The average 30-year fixed-mortgage rate is 4.74 percent, a decrease of eight basis points from a week ago. A month ago, the average rate on a 30-year fixed mortgage was higher at 4.75 percent.

Multiple key mortgage rates dropped this week. The average rates on 30-year fixed and 15-year fixed mortgages both ticked downwards. The average rate on 5/1 adjustable-rate mortgages, or ARMs, the most popular type of variable rate mortgage, also receded.

The average 30-year fixed-mortgage rate is 4.74 percent, a decrease of eight basis points from a week ago. A month ago, the average rate on a 30-year fixed mortgage was higher at 4.75 percent.

At the current average rate, you’ll pay principal and interest of $521.04 for every $100,000 you borrow. That’s $4.83 lower, compared with last week.

The average 15-year fixed-mortgage rate is 3.99 percent, down 14 basis points from a week ago.

Monthly payments on a 15-year fixed mortgage at that rate will cost around $739 per $100,000 borrowed. That may squeeze your monthly budget than a 30-year mortgage would, but it comes with some big advantages: You’ll save thousands of dollars over the life of the loan in total interest paid and build equity much more quickly.

The average rate on a 5/1 ARM is 4.24 percent, down 23 basis points over the last seven days.

These types of loans are best for those who expect to sell or refinance before the first or second adjustment. Rates could be substantially higher when the loan first adjusts, and thereafter.

Monthly payments on a 5/1 ARM at 4.24 percent would cost about $491 for each $100,000 borrowed over the initial five years, but could increase by hundreds of dollars afterward, depending on the loan’s terms.

Michael Cox, founding director and executive-in-residence of the O’Neil Center for Global Markets at the Freedom SMU Cox School of Business and the former chief economist of the Dallas Federal Reserve Bank, believes rates will head up.

“My bet is that the 30-year conventional mortgage rate is still in the rising mode, but will peak soon,” he said. “The 30-year mortgage rate follows the 30-year T-Bond rate fairly closely, and the last weekly observation on the T-Bond rate for the week ending Nov. 9 showed both rates rising. But this week, following the election, the 30-year T-Bond rate has been falling; inflation is also falling. My expectation is that the 30-year mortgage rate will peak soon as the 30-year Treasury rate settles a little lower.”

Logan Mohtashami, a senior loan officer at the AMC Lending Group, says rates will go down. He said, “With oil prices below my $59 target level and inflation expectations soon to follow lower, yields should be lower now. However, we are still bounded by this technical level between 3.05 percent and 3.25 percent.

“I am looking for yields to go below three percent again, but we need to crack that 3.05 percent level for that to happen. I know people are putting weight on the 3.11 percent level, but for me we need to crack 3.05 percent.”

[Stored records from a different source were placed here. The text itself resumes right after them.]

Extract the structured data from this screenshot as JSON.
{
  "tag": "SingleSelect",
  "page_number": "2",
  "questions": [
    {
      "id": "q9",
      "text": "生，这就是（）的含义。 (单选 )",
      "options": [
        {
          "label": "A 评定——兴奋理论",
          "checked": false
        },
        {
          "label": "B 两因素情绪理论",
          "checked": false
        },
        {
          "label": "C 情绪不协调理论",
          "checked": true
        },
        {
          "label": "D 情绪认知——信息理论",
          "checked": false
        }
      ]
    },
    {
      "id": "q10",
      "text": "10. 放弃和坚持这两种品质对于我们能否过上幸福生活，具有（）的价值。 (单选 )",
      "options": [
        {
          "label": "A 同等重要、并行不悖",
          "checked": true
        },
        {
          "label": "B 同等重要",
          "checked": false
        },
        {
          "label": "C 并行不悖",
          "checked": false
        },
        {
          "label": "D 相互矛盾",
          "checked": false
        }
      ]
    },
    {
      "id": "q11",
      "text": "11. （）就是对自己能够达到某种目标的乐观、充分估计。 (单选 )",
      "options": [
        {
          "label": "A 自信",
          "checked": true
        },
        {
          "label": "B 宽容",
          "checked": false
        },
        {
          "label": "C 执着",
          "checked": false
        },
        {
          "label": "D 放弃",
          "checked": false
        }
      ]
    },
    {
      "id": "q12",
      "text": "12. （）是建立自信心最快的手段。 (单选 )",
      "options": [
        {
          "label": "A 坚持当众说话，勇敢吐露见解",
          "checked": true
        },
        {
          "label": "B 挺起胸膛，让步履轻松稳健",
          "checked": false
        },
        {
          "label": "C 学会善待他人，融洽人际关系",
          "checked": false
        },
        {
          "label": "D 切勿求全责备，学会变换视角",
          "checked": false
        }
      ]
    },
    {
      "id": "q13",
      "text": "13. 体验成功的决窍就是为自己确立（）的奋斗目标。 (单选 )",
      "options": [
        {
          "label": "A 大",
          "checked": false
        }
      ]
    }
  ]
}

Shashank Shekhar, CEO of Arcus Lending, added, “The big news for mortgage rates was the inflation numbers. The Consumer Price Index, or CPI, came in exactly as estimated at 2.5 percent. Inflationary pressure almost always leads to higher rates for consumers and vice versa. It’s expected that the November CPI numbers will be lower because of a massive decline in oil prices that is driving down the gas prices. With lower inflation rates and very little of any other impactful data, expect mortgage rates to cool down just a tad from recent highs.”

Elizabeth Rose, branch manager at Movement Mortgage in Dallas, says, “Rates will be unchanged. Mortgage rates are on the rise, however mortgage bonds are currently trading sideways between the 10-day and 25-day moving averages. I anticipate they will remain in this groove; although with the Thanksgiving holiday, the markets can often behave unexpectedly.”